In addition, when possible, use your staging databases to test your statements first. It gives you an extra safety net.
Run an Odoo server
You can start an Odoo server instance from a container shell. You won't be able to access it from the outside world with a browser, but you can for instance:
- use the Odoo shell,
$ odoo-bin shell >>> partner = env['res.partner'].search([('email', '=', 'asusteK@yourcompany.example.com')], limit=1) >>> partner.name 'ASUSTeK' >>> partner.name = 'Odoo' >>> env['res.partner'].search([('email', '=', 'asusteK@yourcompany.example.com')], limit=1).name 'Odoo'
- install a module,

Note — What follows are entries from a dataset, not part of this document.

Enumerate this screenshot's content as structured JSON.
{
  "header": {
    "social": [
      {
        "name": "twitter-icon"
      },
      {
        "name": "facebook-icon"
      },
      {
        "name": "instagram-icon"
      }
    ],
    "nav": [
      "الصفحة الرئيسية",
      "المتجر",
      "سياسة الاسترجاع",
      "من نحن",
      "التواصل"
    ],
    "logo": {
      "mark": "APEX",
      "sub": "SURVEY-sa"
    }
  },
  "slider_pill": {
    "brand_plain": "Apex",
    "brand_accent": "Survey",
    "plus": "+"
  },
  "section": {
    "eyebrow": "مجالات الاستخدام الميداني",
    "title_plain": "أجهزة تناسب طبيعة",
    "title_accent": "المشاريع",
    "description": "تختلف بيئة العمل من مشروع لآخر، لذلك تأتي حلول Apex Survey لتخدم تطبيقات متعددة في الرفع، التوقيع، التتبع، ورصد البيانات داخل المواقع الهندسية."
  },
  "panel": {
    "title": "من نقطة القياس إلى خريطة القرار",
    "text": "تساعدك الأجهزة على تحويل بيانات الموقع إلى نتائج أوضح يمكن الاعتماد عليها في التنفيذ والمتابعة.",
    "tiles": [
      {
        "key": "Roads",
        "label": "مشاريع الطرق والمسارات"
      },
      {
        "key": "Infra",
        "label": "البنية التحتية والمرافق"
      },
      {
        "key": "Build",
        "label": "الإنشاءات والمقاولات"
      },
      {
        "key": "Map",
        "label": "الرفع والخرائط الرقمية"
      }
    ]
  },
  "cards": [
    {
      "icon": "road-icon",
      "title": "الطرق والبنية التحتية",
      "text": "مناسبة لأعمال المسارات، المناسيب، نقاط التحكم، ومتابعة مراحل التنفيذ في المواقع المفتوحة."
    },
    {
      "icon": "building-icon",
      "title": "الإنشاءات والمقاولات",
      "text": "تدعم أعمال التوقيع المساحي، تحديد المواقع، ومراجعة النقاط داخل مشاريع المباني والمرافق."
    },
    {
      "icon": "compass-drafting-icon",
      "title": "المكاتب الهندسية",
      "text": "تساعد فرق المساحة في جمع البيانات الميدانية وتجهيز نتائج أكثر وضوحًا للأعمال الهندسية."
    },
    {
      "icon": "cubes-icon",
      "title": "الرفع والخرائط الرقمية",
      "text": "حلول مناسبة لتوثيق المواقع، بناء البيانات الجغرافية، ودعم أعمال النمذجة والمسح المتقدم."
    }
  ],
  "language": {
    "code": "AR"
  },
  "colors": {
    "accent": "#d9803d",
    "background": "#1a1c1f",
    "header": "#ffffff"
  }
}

$ odoo-bin -i sale --without-demo=all --stop-after-init
- update a module,
$ odoo-bin -u sale --stop-after-init
- run the tests for a module,
$ odoo-bin -i sale --test-enable --log-level=test --stop-after-init
In the above commands, the argument:
--without-demo=allprevents demo data to be loaded for all modules
--stop-after-initwill immediately shutdown the server instance after it completed the operations you asked.
More options are available and detailed in the CLI documentation.
You can find in the logs (~/logs/odoo.log) the addons path used by Odoo.sh to run your server. Look for "odoo: addons paths":
2018-02-19 10:51:39,267 4 INFO ? odoo: Odoo version 11.0 2018-02-19 10:51:39,268 4 INFO ? odoo: Using configuration file at /home/odoo/.config/odoo/odoo.conf 2018-02-19 10:51:39,268 4 INFO ? odoo: addons paths: ['/home/odoo/data/addons/11.0', '/home/odoo/src/user', '/home/odoo/src/enterprise', '/home/odoo/src/themes', '/home/odoo/src/odoo/addons', '/home/odoo/src/odoo/odoo/addons']
Be careful, especially with your production database. Operations that you perform running this Odoo server instance are not isolated: Changes will be effective in the database. Always, make your tests in your staging databases.